I’m going to tell you a little story. August 5th, 2012 holds a lot of significance in my life; it was the day that my mother suddenly passed away. I was eighteen years old, a week and a half away from starting college, and it was the moment that my life changed forever.
My mother was the one that raised me, mostly on her own as a single mother, but she had help from others to push me down the right path. Not to say I was a bad kid, nothing of the sort, actually. She primed my love of literature from a young age, and was an avid reader herself. I don’t think that I would have become a writer without her guidance.
But this year, August 5th was a day not of sadness, but of opportunity.
I got the chance to participate in a local author event called “Imagine Other Worlds: IOWA.” I don’t get to attend many events due to my rather annoying night shift schedule, so this one was a dark horse for me.
I wasn’t sure how I would fare, as I’m probably one of the new kids still in the industry despite having been published for a year now, and still rather young and inexperienced. But from the start, I was always prepared to learn more, experiment, and see what I could change about my style. And I wasn’t at all disappointed.
The hardest thing about attending any sort of convention, large or local, is trying to make yourself stand out, especially if there are multiple other authors in your genre. And I’m still struggling a lot to pitch my work to others, because telling a story aloud can be a hassle, even if you’re experienced. But you learn on the go.
Here’s what I took from it:
1. Don’t be afraid to start up a conversation, even if it’s something completely unrelated to your books. This is something that I took from my fellow YA author Jed Quinn. He stated to me after I asked for some advice on how to attract people to you that you should talk to anyone that passes by your booth, strike up a conversation, even if it’s just complimenting them. He joked around saying that someone was wearing a Packers jersey, and he hated that team, but if it leaves a mark, then you’re sold in at least one way. Even if they don’t buy your book, you leave an imprint on them.

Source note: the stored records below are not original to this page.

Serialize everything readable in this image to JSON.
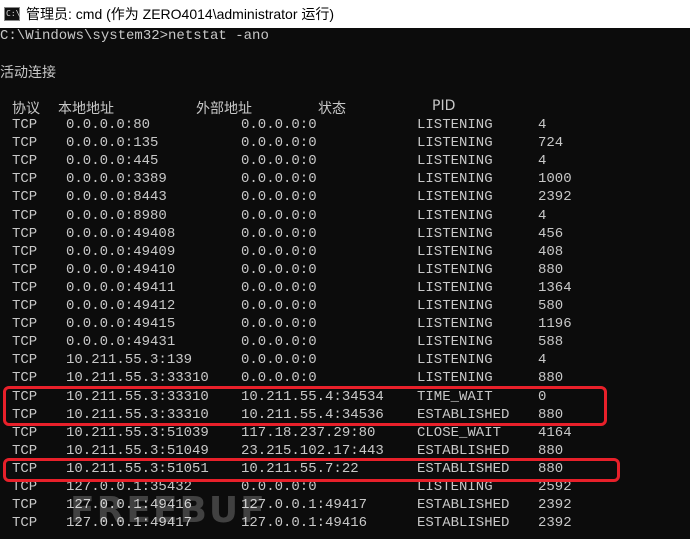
{
  "window": {
    "title": "管理员: cmd (作为 ZERO4014\\administrator 运行)",
    "icon": "C:\\"
  },
  "console": {
    "command_line": "C:\\Windows\\system32>netstat -ano",
    "section_title": "活动连接",
    "headers": {
      "proto": "协议",
      "local": "本地地址",
      "foreign": "外部地址",
      "state": "状态",
      "pid": "PID"
    },
    "rows": [
      {
        "proto": "TCP",
        "local": "0.0.0.0:80",
        "foreign": "0.0.0.0:0",
        "state": "LISTENING",
        "pid": "4"
      },
      {
        "proto": "TCP",
        "local": "0.0.0.0:135",
        "foreign": "0.0.0.0:0",
        "state": "LISTENING",
        "pid": "724"
      },
      {
        "proto": "TCP",
        "local": "0.0.0.0:445",
        "foreign": "0.0.0.0:0",
        "state": "LISTENING",
        "pid": "4"
      },
      {
        "proto": "TCP",
        "local": "0.0.0.0:3389",
        "foreign": "0.0.0.0:0",
        "state": "LISTENING",
        "pid": "1000"
      },
      {
        "proto": "TCP",
        "local": "0.0.0.0:8443",
        "foreign": "0.0.0.0:0",
        "state": "LISTENING",
        "pid": "2392"
      },
      {
        "proto": "TCP",
        "local": "0.0.0.0:8980",
        "foreign": "0.0.0.0:0",
        "state": "LISTENING",
        "pid": "4"
      },
      {
        "proto": "TCP",
        "local": "0.0.0.0:49408",
        "foreign": "0.0.0.0:0",
        "state": "LISTENING",
        "pid": "456"
      },
      {
        "proto": "TCP",
        "local": "0.0.0.0:49409",
        "foreign": "0.0.0.0:0",
        "state": "LISTENING",
        "pid": "408"
      },
      {
        "proto": "TCP",
        "local": "0.0.0.0:49410",
        "foreign": "0.0.0.0:0",
        "state": "LISTENING",
        "pid": "880"
      },
      {
        "proto": "TCP",
        "local": "0.0.0.0:49411",
        "foreign": "0.0.0.0:0",
        "state": "LISTENING",
        "pid": "1364"
      },
      {
        "proto": "TCP",
        "local": "0.0.0.0:49412",
        "foreign": "0.0.0.0:0",
        "state": "LISTENING",
        "pid": "580"
      },
      {
        "proto": "TCP",
        "local": "0.0.0.0:49415",
        "foreign": "0.0.0.0:0",
        "state": "LISTENING",
        "pid": "1196"
      },
      {
        "proto": "TCP",
        "local": "0.0.0.0:49431",
        "foreign": "0.0.0.0:0",
        "state": "LISTENING",
        "pid": "588"
      },
      {
        "proto": "TCP",
        "local": "10.211.55.3:139",
        "foreign": "0.0.0.0:0",
        "state": "LISTENING",
        "pid": "4"
      },
      {
        "proto": "TCP",
        "local": "10.211.55.3:33310",
        "foreign": "0.0.0.0:0",
        "state": "LISTENING",
        "pid": "880"
      },
      {
        "proto": "TCP",
        "local": "10.211.55.3:33310",
        "foreign": "10.211.55.4:34534",
        "state": "TIME_WAIT",
        "pid": "0"
      },
      {
        "proto": "TCP",
        "local": "10.211.55.3:33310",
        "foreign": "10.211.55.4:34536",
        "state": "ESTABLISHED",
        "pid": "880"
      },
      {
        "proto": "TCP",
        "local": "10.211.55.3:51039",
        "foreign": "117.18.237.29:80",
        "state": "CLOSE_WAIT",
        "pid": "4164"
      },
      {
        "proto": "TCP",
        "local": "10.211.55.3:51049",
        "foreign": "23.215.102.17:443",
        "state": "ESTABLISHED",
        "pid": "880"
      },
      {
        "proto": "TCP",
        "local": "10.211.55.3:51051",
        "foreign": "10.211.55.7:22",
        "state": "ESTABLISHED",
        "pid": "880"
      },
      {
        "proto": "TCP",
        "local": "127.0.0.1:35432",
        "foreign": "0.0.0.0:0",
        "state": "LISTENING",
        "pid": "2592"
      },
      {
        "proto": "TCP",
        "local": "127.0.0.1:49416",
        "foreign": "127.0.0.1:49417",
        "state": "ESTABLISHED",
        "pid": "2392"
      },
      {
        "proto": "TCP",
        "local": "127.0.0.1:49417",
        "foreign": "127.0.0.1:49416",
        "state": "ESTABLISHED",
        "pid": "2392"
      }
    ]
  },
  "highlight": {
    "color": "#e8202a"
  },
  "watermark": "FREEBUF"
}
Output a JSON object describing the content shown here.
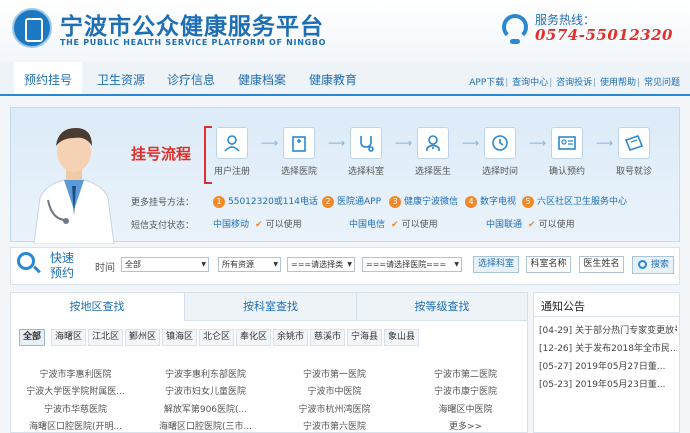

2. You can make allies at your events. I made a great new friend in Cassandra Denhartog, sitting right next to me in the YA area! She’s really sweet, and she’s got skills beyond the border! I think that chance encounter won me more than just some nice conversation, which is always a good thing.
3. Showcase yourself. Being yourself is one of the best things you can be at an event. If you appeal to the right person, you can win yourself some new readers. Personally, I can be rather reserved. But I’m also pretty open and blunt, and Jed actually called me tenacious at a point because I managed to convince him to buy my book. At first, hearing that made me a little nervous, but he reassured me that it’s a good thing TO be tenacious in the writing industry, because it shows that you’re passionate and willing to push past your barriers.
In the end, I sold four copies of my novella, which got me a little hype towards my future project, “The Final Lesson,” but the sales weren’t what I thought would help to define me.
My purpose was to build myself a little more, to learn more about what I could do to not only improve my sales, but uncover the depths of what potentials are running within me. I want to be able to travel to other states, promote myself at conventions away from my norm, but to do that, I must first be prepared by starting local.
Imagine Other Worlds was my first real jump into what I think could be the start of something greater, and for this moment, I’m thankful to the coordinators Terri and Dana for giving me the chance to let the *semi* new kid join the fun!